[Dataset entries]
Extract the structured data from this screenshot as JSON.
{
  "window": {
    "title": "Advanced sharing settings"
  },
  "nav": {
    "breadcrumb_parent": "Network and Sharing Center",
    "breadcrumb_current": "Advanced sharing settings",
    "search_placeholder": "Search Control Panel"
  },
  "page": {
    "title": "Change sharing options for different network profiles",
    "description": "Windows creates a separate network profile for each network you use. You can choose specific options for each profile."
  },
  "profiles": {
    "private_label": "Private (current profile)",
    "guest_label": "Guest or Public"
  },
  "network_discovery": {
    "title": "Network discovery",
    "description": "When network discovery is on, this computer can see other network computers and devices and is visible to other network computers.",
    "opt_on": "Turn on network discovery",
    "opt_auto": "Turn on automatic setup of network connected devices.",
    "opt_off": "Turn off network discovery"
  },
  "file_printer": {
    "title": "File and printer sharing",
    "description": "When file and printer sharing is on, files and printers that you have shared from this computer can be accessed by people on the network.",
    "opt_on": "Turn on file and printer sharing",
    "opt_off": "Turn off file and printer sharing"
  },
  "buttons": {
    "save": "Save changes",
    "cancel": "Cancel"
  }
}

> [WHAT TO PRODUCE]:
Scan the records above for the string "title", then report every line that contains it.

> [TASK RESULT]:
    "title": "Advanced sharing settings"
    "title": "Change sharing options for different network profiles",
    "title": "Network discovery",
    "title": "File and printer sharing",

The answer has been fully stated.